*INPUT MATERIAL*.
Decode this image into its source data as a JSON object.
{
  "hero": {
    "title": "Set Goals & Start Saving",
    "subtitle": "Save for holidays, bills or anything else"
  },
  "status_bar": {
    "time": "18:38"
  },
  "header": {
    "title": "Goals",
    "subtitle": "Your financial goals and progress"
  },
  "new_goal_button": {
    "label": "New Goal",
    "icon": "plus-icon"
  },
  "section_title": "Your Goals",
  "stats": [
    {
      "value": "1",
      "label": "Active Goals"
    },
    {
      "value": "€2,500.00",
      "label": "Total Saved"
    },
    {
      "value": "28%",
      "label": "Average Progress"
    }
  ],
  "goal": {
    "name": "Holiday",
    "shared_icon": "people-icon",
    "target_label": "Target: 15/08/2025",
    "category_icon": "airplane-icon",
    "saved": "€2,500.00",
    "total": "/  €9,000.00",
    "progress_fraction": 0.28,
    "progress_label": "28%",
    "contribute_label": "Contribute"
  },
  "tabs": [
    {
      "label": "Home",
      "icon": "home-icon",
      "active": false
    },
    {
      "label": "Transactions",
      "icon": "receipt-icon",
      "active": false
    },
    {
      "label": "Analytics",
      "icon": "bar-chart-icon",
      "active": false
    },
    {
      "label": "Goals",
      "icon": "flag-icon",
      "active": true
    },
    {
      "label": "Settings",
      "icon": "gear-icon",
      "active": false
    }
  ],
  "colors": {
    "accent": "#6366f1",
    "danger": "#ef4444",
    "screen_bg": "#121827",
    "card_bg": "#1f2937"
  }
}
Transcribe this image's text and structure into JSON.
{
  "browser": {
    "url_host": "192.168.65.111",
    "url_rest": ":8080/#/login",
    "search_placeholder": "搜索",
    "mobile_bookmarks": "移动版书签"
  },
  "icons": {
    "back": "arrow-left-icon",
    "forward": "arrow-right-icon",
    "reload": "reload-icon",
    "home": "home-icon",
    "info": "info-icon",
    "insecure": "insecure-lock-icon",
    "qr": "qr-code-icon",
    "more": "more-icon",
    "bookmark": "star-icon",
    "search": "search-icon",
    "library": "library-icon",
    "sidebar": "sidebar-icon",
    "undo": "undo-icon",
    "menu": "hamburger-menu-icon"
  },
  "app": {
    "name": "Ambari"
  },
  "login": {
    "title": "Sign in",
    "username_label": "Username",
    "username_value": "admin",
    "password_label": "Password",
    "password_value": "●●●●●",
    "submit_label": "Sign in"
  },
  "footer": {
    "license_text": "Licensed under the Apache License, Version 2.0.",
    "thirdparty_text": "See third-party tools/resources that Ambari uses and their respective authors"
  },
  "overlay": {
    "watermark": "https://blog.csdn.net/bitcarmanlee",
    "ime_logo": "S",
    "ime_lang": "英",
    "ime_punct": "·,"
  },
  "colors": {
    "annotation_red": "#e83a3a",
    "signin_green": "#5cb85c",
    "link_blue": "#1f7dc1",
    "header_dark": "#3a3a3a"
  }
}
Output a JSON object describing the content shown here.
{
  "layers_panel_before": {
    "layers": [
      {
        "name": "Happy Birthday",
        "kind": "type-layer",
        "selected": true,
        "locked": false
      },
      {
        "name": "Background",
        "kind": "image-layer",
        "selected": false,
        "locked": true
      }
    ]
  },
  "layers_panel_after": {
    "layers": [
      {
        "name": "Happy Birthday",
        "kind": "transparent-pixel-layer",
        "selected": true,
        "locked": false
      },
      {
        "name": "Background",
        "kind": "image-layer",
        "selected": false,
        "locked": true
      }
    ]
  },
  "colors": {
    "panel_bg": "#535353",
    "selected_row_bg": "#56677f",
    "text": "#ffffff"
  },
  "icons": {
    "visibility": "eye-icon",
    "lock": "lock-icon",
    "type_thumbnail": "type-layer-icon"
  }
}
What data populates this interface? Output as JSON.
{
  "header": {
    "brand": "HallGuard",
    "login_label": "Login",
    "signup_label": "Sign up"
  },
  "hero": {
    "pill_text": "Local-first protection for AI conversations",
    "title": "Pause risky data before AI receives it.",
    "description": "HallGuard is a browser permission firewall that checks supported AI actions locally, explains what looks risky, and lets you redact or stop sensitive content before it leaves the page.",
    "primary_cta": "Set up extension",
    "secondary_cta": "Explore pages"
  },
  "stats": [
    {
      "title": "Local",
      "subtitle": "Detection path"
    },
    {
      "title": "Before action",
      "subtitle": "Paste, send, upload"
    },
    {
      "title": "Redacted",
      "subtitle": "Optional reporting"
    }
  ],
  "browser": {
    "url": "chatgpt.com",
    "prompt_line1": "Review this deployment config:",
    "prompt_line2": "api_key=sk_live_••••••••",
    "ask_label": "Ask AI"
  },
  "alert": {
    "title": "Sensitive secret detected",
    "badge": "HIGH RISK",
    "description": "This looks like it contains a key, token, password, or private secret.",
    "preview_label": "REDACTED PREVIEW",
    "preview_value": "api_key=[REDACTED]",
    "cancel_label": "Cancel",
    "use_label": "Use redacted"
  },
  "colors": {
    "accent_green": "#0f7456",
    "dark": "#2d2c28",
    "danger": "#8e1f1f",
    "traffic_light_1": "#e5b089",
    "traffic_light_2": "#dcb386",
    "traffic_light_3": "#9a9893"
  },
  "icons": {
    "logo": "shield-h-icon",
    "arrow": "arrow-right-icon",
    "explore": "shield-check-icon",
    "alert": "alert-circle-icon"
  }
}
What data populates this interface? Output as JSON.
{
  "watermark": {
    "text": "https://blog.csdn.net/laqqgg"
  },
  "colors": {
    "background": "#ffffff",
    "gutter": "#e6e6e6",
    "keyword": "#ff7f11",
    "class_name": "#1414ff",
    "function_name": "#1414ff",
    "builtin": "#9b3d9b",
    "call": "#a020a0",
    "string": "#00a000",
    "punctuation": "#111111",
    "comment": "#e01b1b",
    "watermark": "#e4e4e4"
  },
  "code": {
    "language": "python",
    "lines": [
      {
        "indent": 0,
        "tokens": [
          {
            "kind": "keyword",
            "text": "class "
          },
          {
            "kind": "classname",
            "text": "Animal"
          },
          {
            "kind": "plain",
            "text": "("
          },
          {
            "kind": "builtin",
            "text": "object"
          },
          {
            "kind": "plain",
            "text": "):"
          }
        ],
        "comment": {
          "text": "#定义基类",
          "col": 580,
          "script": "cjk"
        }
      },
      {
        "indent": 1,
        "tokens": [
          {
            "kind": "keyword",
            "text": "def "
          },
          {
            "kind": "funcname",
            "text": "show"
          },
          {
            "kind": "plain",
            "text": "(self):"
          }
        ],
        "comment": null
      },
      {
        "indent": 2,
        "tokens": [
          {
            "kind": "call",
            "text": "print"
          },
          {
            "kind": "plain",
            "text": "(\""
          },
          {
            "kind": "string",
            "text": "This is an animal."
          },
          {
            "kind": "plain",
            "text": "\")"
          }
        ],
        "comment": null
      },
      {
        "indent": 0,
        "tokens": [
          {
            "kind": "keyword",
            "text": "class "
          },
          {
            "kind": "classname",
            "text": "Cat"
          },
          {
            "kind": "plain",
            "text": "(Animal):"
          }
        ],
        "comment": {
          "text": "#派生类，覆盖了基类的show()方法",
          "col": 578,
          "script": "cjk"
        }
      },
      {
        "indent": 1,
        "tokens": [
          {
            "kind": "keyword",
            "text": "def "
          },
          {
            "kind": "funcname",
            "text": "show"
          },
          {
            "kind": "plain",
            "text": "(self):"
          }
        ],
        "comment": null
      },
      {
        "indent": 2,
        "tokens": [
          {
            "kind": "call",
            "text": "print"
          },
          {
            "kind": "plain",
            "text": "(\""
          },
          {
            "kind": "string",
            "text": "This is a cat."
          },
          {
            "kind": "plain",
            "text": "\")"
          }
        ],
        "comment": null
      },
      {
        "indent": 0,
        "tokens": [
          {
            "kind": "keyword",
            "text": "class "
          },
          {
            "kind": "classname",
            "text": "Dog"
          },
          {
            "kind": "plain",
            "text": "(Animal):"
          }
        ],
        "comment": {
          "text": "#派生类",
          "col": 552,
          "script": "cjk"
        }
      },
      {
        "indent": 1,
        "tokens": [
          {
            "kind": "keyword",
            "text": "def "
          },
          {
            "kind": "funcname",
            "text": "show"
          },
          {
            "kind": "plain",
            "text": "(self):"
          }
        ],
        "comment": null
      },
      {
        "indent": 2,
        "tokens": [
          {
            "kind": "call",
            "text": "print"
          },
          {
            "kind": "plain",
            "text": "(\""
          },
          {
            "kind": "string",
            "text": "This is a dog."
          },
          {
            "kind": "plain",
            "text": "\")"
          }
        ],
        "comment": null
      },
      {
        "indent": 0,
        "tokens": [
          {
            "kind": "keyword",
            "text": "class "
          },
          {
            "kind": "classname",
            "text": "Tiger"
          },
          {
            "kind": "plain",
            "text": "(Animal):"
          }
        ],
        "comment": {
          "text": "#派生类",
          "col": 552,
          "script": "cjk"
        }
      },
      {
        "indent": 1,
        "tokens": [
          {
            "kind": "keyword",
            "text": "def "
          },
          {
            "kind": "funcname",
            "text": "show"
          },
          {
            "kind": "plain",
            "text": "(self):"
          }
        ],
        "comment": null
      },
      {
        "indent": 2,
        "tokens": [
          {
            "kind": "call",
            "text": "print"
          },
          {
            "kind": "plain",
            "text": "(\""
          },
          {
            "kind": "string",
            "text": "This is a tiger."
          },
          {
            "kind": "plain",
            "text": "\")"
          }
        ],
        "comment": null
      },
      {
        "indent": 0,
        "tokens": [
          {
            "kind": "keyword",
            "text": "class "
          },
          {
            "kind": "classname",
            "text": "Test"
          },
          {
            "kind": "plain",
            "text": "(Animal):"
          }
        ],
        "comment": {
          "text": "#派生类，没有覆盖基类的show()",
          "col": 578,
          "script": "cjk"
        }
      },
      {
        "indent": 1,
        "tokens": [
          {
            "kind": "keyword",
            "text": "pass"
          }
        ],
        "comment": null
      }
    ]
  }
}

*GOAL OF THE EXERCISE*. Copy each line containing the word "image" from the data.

*RESPONSE TO THIS EXERCISE*.
Decode this image into its source data as a JSON object.
Transcribe this image's text and structure into JSON.
        "kind": "image-layer",
        "kind": "image-layer",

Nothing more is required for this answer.